Website and app data records:
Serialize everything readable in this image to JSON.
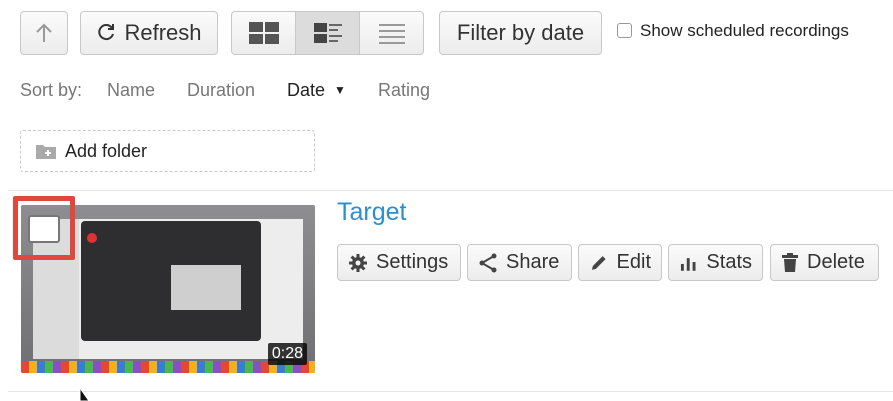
{
  "toolbar": {
    "refresh_label": "Refresh",
    "filter_label": "Filter by date",
    "scheduled_label": "Show scheduled recordings",
    "scheduled_checked": false
  },
  "sort": {
    "prefix": "Sort by:",
    "options": [
      "Name",
      "Duration",
      "Date",
      "Rating"
    ],
    "active": "Date",
    "active_indicator": "▼"
  },
  "folder": {
    "add_label": "Add folder"
  },
  "recording": {
    "title": "Target",
    "duration": "0:28",
    "actions": [
      "Settings",
      "Share",
      "Edit",
      "Stats",
      "Delete"
    ]
  },
  "colors": {
    "title": "#2a8fd0",
    "highlight": "#e0473d",
    "text": "#333333",
    "muted": "#777777"
  },
  "icons": [
    "up-arrow-icon",
    "refresh-icon",
    "grid-view-icon",
    "list-detail-view-icon",
    "list-compact-view-icon",
    "folder-add-icon",
    "gear-icon",
    "share-icon",
    "pencil-icon",
    "bar-chart-icon",
    "trash-icon",
    "mouse-cursor-icon"
  ]
}
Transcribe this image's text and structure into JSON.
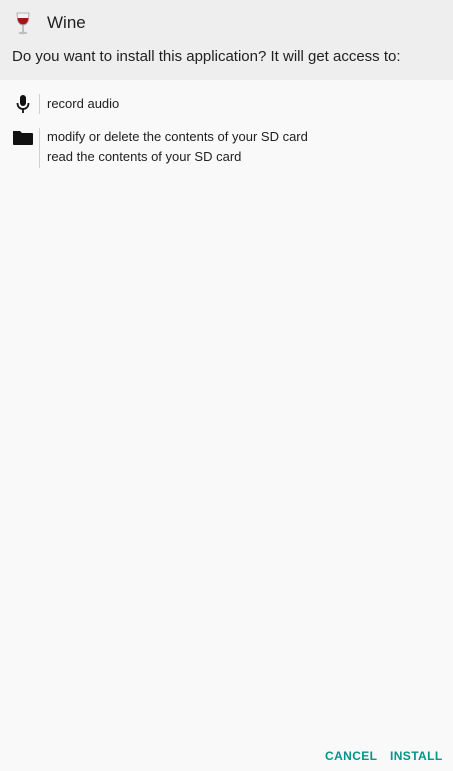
{
  "app": {
    "name": "Wine",
    "icon": "wine-glass-icon"
  },
  "dialog": {
    "question": "Do you want to install this application? It will get access to:"
  },
  "permissions": [
    {
      "icon": "microphone-icon",
      "items": [
        "record audio"
      ]
    },
    {
      "icon": "folder-icon",
      "items": [
        "modify or delete the contents of your SD card",
        "read the contents of your SD card"
      ]
    }
  ],
  "buttons": {
    "cancel": "CANCEL",
    "install": "INSTALL"
  },
  "colors": {
    "accent": "#009688",
    "header_bg": "#eeeeee",
    "body_bg": "#f9f9f9"
  }
}
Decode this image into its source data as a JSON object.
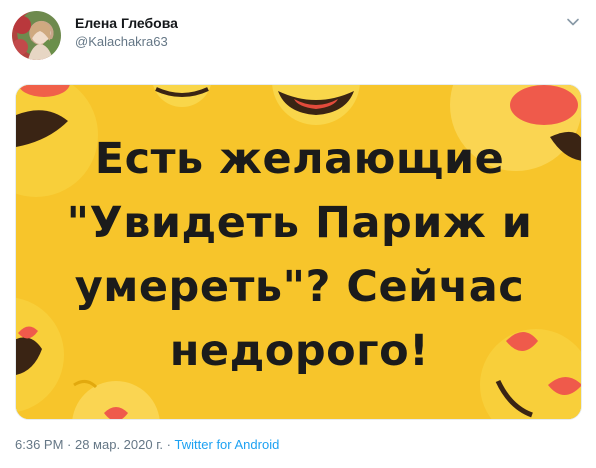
{
  "author": {
    "name": "Елена Глебова",
    "handle": "@Kalachakra63"
  },
  "media": {
    "text_lines": [
      "Есть желающие",
      "\"Увидеть Париж и",
      "умереть\"? Сейчас",
      "недорого!"
    ],
    "background_color": "#f7c52b"
  },
  "meta": {
    "time": "6:36 PM",
    "sep1": " · ",
    "date": "28 мар. 2020 г.",
    "sep2": " · ",
    "source": "Twitter for Android"
  },
  "icons": {
    "menu": "chevron-down-icon"
  },
  "colors": {
    "name": "#14171a",
    "secondary": "#657786",
    "link": "#1da1f2"
  }
}
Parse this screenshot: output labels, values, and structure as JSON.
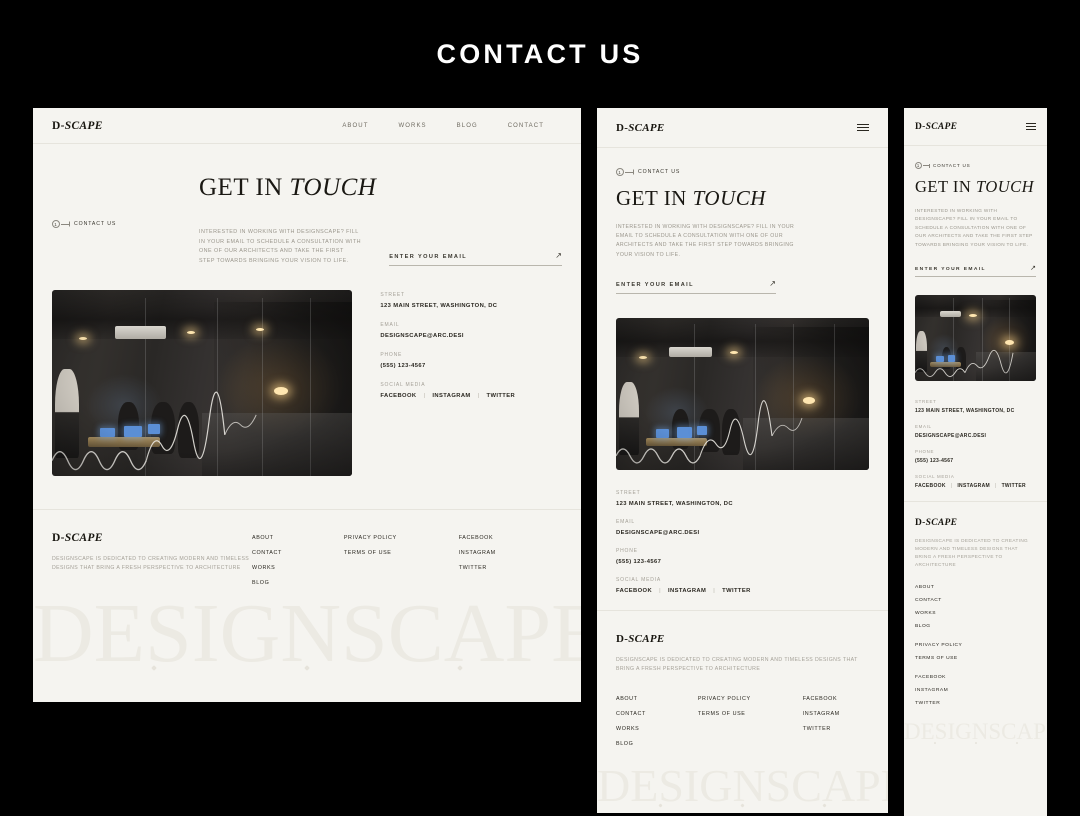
{
  "page": {
    "title": "CONTACT US",
    "background_color": "#000000",
    "frame_background": "#f5f4f0"
  },
  "brand": {
    "logo_prefix": "D-",
    "logo_suffix": "SCAPE",
    "wordmark": "DESIGNSCAPE"
  },
  "nav": {
    "items": [
      {
        "label": "ABOUT"
      },
      {
        "label": "WORKS"
      },
      {
        "label": "BLOG"
      },
      {
        "label": "CONTACT"
      }
    ],
    "menu_icon": "hamburger-icon"
  },
  "hero": {
    "eyebrow_number": "1",
    "eyebrow_label": "CONTACT US",
    "headline_regular": "GET IN ",
    "headline_italic": "TOUCH",
    "body": "INTERESTED IN WORKING WITH DESIGNSCAPE? FILL IN YOUR EMAIL TO SCHEDULE A CONSULTATION WITH ONE OF OUR ARCHITECTS AND TAKE THE FIRST STEP TOWARDS BRINGING YOUR VISION TO LIFE."
  },
  "email_form": {
    "placeholder": "ENTER YOUR EMAIL",
    "value": "",
    "submit_icon": "arrow-up-right-icon",
    "submit_glyph": "↗"
  },
  "photo": {
    "alt": "dark office interior with people working at a table and glass partitions"
  },
  "contact_info": [
    {
      "label": "STREET",
      "value": "123 MAIN STREET, WASHINGTON, DC"
    },
    {
      "label": "EMAIL",
      "value": "DESIGNSCAPE@ARC.DESI"
    },
    {
      "label": "PHONE",
      "value": "(555) 123-4567"
    }
  ],
  "social": {
    "label": "SOCIAL MEDIA",
    "separator": "|",
    "items": [
      {
        "label": "FACEBOOK"
      },
      {
        "label": "INSTAGRAM"
      },
      {
        "label": "TWITTER"
      }
    ]
  },
  "footer": {
    "description": "DESIGNSCAPE IS DEDICATED TO CREATING MODERN AND TIMELESS DESIGNS THAT BRING A FRESH PERSPECTIVE TO ARCHITECTURE",
    "columns": [
      {
        "links": [
          {
            "label": "ABOUT"
          },
          {
            "label": "CONTACT"
          },
          {
            "label": "WORKS"
          },
          {
            "label": "BLOG"
          }
        ]
      },
      {
        "links": [
          {
            "label": "PRIVACY POLICY"
          },
          {
            "label": "TERMS OF USE"
          }
        ]
      },
      {
        "links": [
          {
            "label": "FACEBOOK"
          },
          {
            "label": "INSTAGRAM"
          },
          {
            "label": "TWITTER"
          }
        ]
      }
    ]
  },
  "colors": {
    "ink": "#2a2720",
    "muted": "#a5a198",
    "rule": "#e6e4dd",
    "watermark": "#eceae3"
  }
}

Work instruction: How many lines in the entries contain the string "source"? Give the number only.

Your solution: 2